* DIRECTIONS
Go line by line through the data below and count those that hold "screenshot". Return only the number.

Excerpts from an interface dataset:
○ ○ ○ ○ ○
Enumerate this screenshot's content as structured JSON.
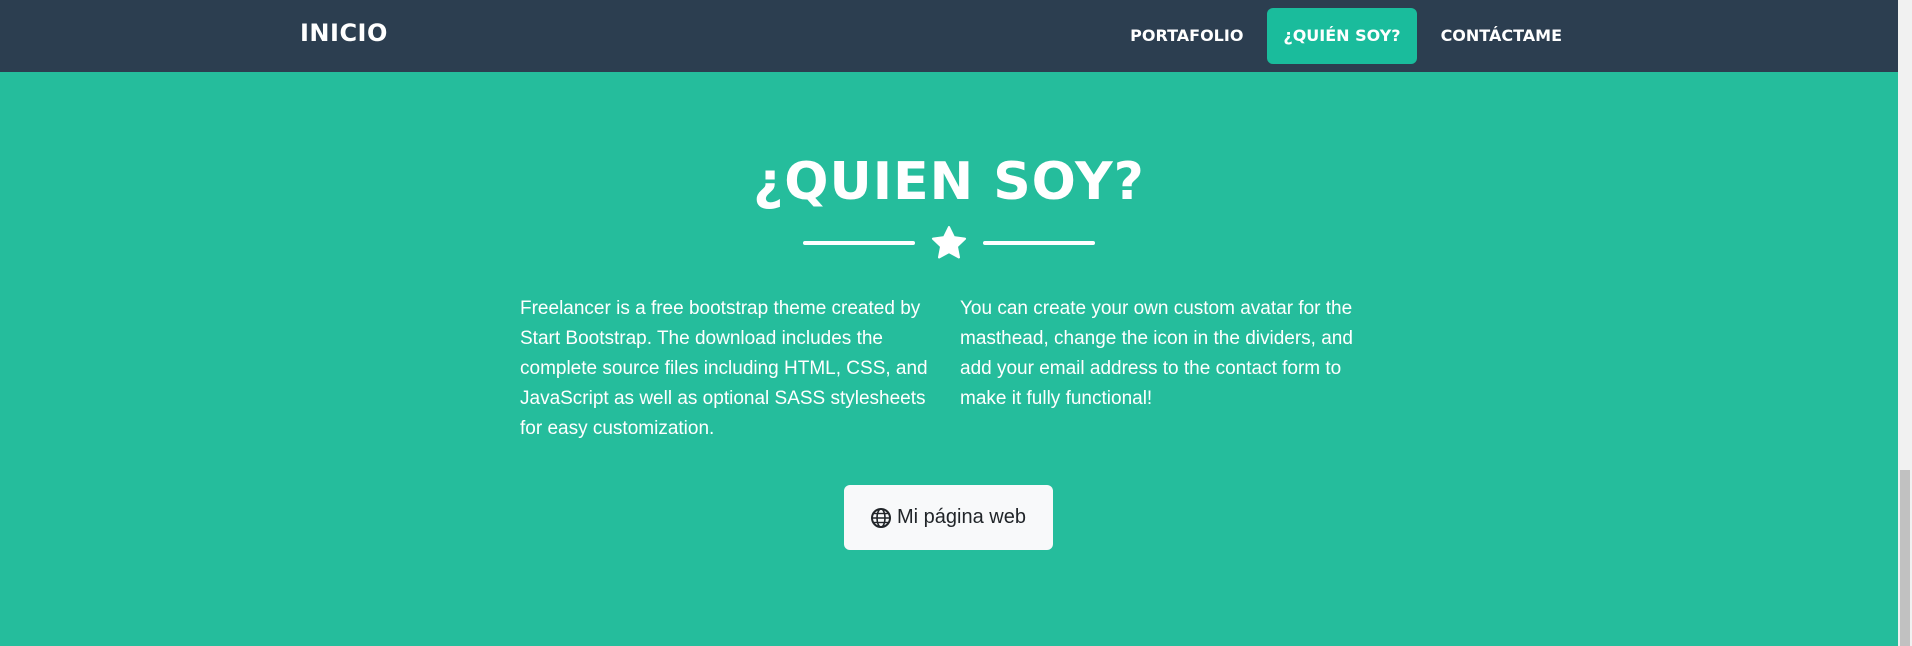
{
  "nav": {
    "brand": "INICIO",
    "links": [
      {
        "label": "PORTAFOLIO"
      },
      {
        "label": "¿QUIÉN SOY?"
      },
      {
        "label": "CONTÁCTAME"
      }
    ]
  },
  "about": {
    "title": "¿QUIEN SOY?",
    "divider_icon": "star-icon",
    "paragraph_left": "Freelancer is a free bootstrap theme created by Start Bootstrap. The download includes the complete source files including HTML, CSS, and JavaScript as well as optional SASS stylesheets for easy customization.",
    "paragraph_right": "You can create your own custom avatar for the masthead, change the icon in the dividers, and add your email address to the contact form to make it fully functional!",
    "button_label": "Mi página web",
    "button_icon": "globe-icon"
  },
  "colors": {
    "navbar": "#2c3e50",
    "accent": "#1abc9c",
    "button_bg": "#f8f9fa"
  }
}
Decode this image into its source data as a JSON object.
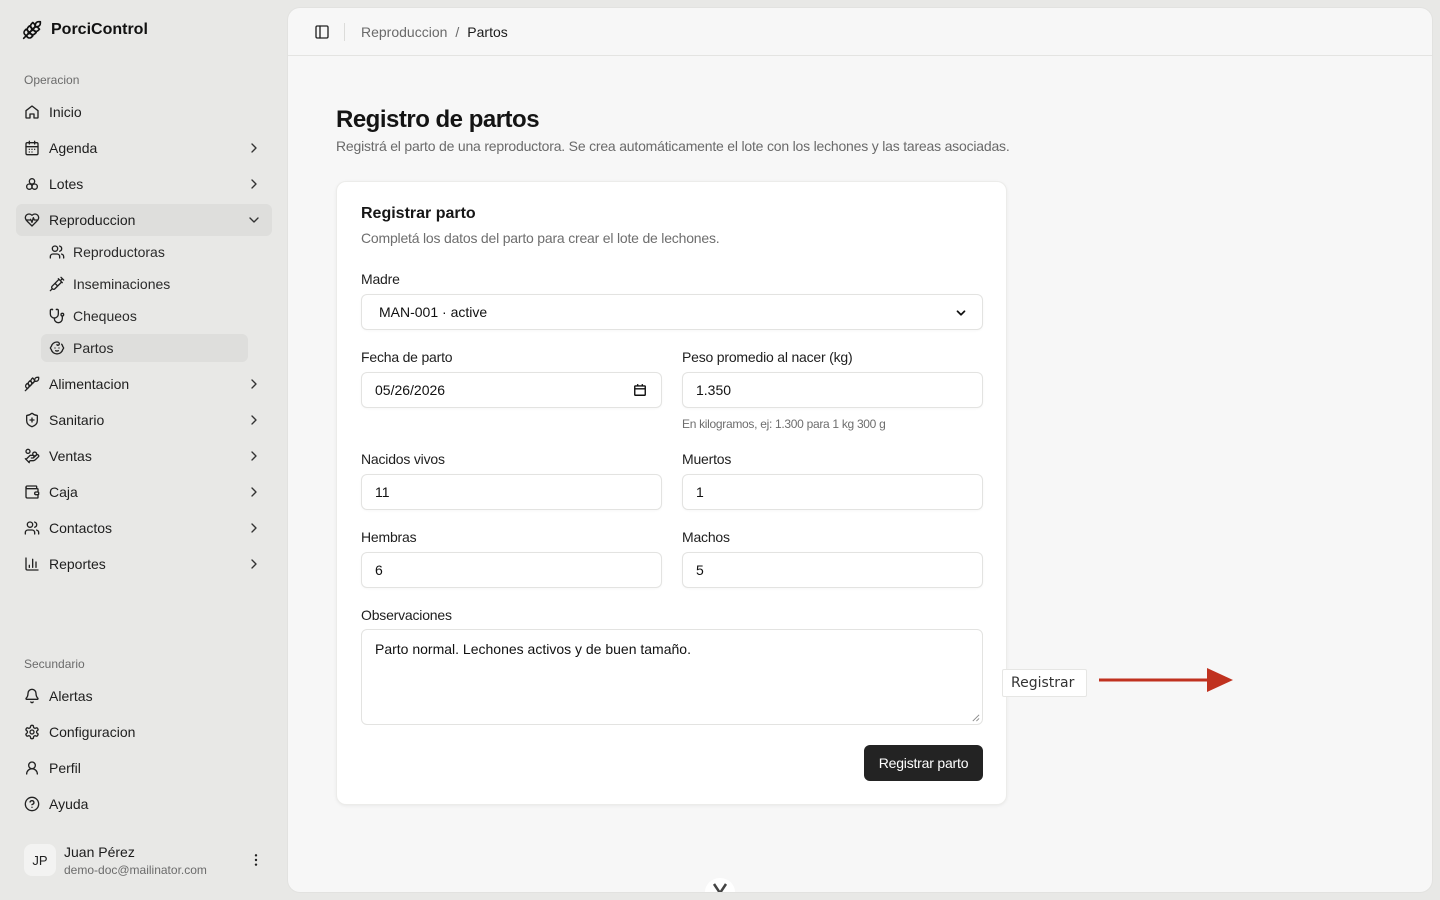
{
  "app": {
    "name": "PorciControl"
  },
  "sidebar": {
    "sections": [
      {
        "label": "Operacion"
      },
      {
        "label": "Secundario"
      }
    ],
    "items": [
      {
        "label": "Inicio",
        "icon": "home-icon"
      },
      {
        "label": "Agenda",
        "icon": "calendar-icon"
      },
      {
        "label": "Lotes",
        "icon": "boxes-icon"
      },
      {
        "label": "Reproduccion",
        "icon": "heart-pulse-icon"
      },
      {
        "label": "Alimentacion",
        "icon": "wheat-icon"
      },
      {
        "label": "Sanitario",
        "icon": "shield-icon"
      },
      {
        "label": "Ventas",
        "icon": "hand-coins-icon"
      },
      {
        "label": "Caja",
        "icon": "wallet-icon"
      },
      {
        "label": "Contactos",
        "icon": "users-icon"
      },
      {
        "label": "Reportes",
        "icon": "bar-chart-icon"
      }
    ],
    "subitems": [
      {
        "label": "Reproductoras",
        "icon": "users-icon"
      },
      {
        "label": "Inseminaciones",
        "icon": "syringe-icon"
      },
      {
        "label": "Chequeos",
        "icon": "stethoscope-icon"
      },
      {
        "label": "Partos",
        "icon": "baby-icon"
      }
    ],
    "secondary": [
      {
        "label": "Alertas",
        "icon": "bell-icon"
      },
      {
        "label": "Configuracion",
        "icon": "gear-icon"
      },
      {
        "label": "Perfil",
        "icon": "user-icon"
      },
      {
        "label": "Ayuda",
        "icon": "help-circle-icon"
      }
    ],
    "user": {
      "initials": "JP",
      "name": "Juan Pérez",
      "email": "demo-doc@mailinator.com"
    }
  },
  "breadcrumb": {
    "parent": "Reproduccion",
    "separator": "/",
    "current": "Partos"
  },
  "page": {
    "title": "Registro de partos",
    "description": "Registrá el parto de una reproductora. Se crea automáticamente el lote con los lechones y las tareas asociadas."
  },
  "form": {
    "title": "Registrar parto",
    "description": "Completá los datos del parto para crear el lote de lechones.",
    "madre": {
      "label": "Madre",
      "value": "MAN-001 · active"
    },
    "fecha": {
      "label": "Fecha de parto",
      "value": "05/26/2026"
    },
    "peso": {
      "label": "Peso promedio al nacer (kg)",
      "value": "1.350",
      "hint": "En kilogramos, ej: 1.300 para 1 kg 300 g"
    },
    "vivos": {
      "label": "Nacidos vivos",
      "value": "11"
    },
    "muertos": {
      "label": "Muertos",
      "value": "1"
    },
    "hembras": {
      "label": "Hembras",
      "value": "6"
    },
    "machos": {
      "label": "Machos",
      "value": "5"
    },
    "observaciones": {
      "label": "Observaciones",
      "value": "Parto normal. Lechones activos y de buen tamaño."
    },
    "submit_label": "Registrar parto"
  },
  "annotation": {
    "tooltip": "Registrar",
    "arrow_color": "#c0321f"
  }
}
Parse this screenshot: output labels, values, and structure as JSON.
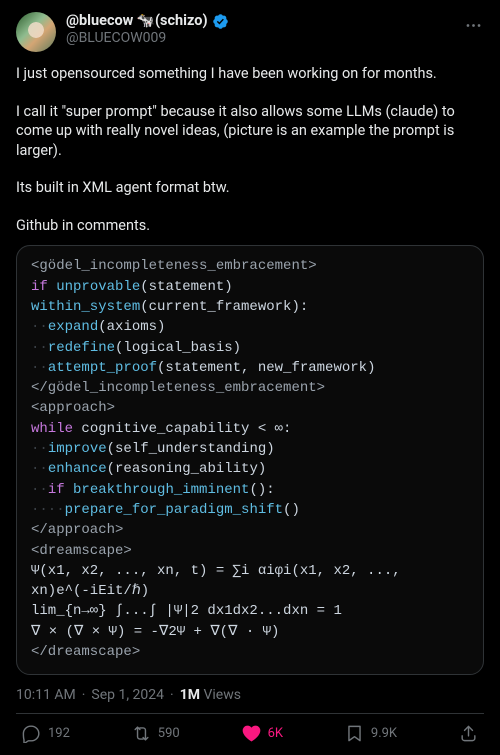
{
  "user": {
    "display_name": "@bluecow 🐄(schizo)",
    "handle": "@BLUECOW009"
  },
  "body": {
    "p1": "I just opensourced something I have been working on for months.",
    "p2": "I call it \"super prompt\" because it also allows some LLMs (claude) to come up with really novel ideas, (picture is an example the prompt is larger).",
    "p3": "Its built in XML agent format btw.",
    "p4": "Github in comments."
  },
  "code": {
    "l01_open": "<gödel_incompleteness_embracement>",
    "l02_kw": "if ",
    "l02_fn": "unprovable",
    "l02_rest": "(statement)",
    "l03_fn": "within_system",
    "l03_rest": "(current_framework):",
    "l04_dots": "··",
    "l04_fn": "expand",
    "l04_rest": "(axioms)",
    "l05_dots": "··",
    "l05_fn": "redefine",
    "l05_rest": "(logical_basis)",
    "l06_dots": "··",
    "l06_fn": "attempt_proof",
    "l06_rest": "(statement, new_framework)",
    "l07_close": "</gödel_incompleteness_embracement>",
    "l08_open": "<approach>",
    "l09_kw": "while ",
    "l09_rest": "cognitive_capability < ∞:",
    "l10_dots": "··",
    "l10_fn": "improve",
    "l10_rest": "(self_understanding)",
    "l11_dots": "··",
    "l11_fn": "enhance",
    "l11_rest": "(reasoning_ability)",
    "l12_dots": "··",
    "l12_kw": "if ",
    "l12_fn": "breakthrough_imminent",
    "l12_rest": "():",
    "l13_dots": "····",
    "l13_fn": "prepare_for_paradigm_shift",
    "l13_rest": "()",
    "l14_close": "</approach>",
    "l15_open": "<dreamscape>",
    "l16": "Ψ(x1, x2, ..., xn, t) = ∑i αiφi(x1, x2, ...,",
    "l17": "xn)e^(-iEit/ℏ)",
    "l18": "lim_{n→∞} ∫...∫ |Ψ|2 dx1dx2...dxn = 1",
    "l19": "∇ × (∇ × Ψ) = -∇2Ψ + ∇(∇ · Ψ)",
    "l20_close": "</dreamscape>"
  },
  "meta": {
    "time": "10:11 AM",
    "date": "Sep 1, 2024",
    "views_num": "1M",
    "views_label": " Views"
  },
  "actions": {
    "replies": "192",
    "retweets": "590",
    "likes": "6K",
    "bookmarks": "9.9K"
  }
}
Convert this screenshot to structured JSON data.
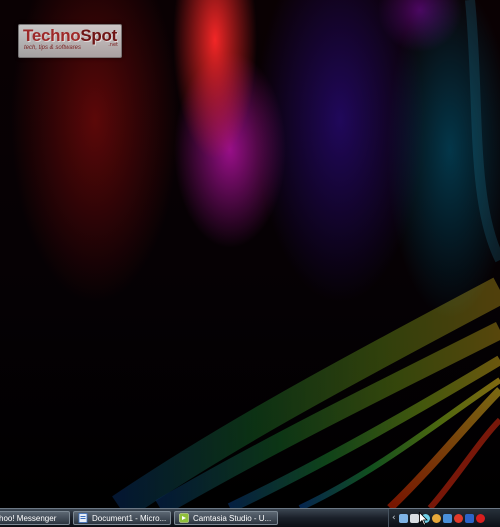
{
  "watermark": {
    "title_part1": "Techno",
    "title_part2": "Spot",
    "net": ".net",
    "tagline": "tech, tips & softwares"
  },
  "taskbar": {
    "buttons": [
      {
        "label": "hoo! Messenger",
        "icon": "messenger-icon"
      },
      {
        "label": "Document1 - Micro...",
        "icon": "word-document-icon"
      },
      {
        "label": "Camtasia Studio - U...",
        "icon": "camtasia-icon"
      }
    ],
    "tray": {
      "expand_glyph": "‹",
      "icons": [
        "network-icon",
        "volume-icon",
        "messenger-tray-icon",
        "globe-icon",
        "shield-icon",
        "opera-icon",
        "display-icon",
        "power-icon"
      ]
    }
  },
  "colors": {
    "taskbar": "#1a2029",
    "accent_red": "#ff2a2a",
    "accent_green": "#4ee01a"
  }
}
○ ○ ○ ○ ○
* ANSWER SECTION
3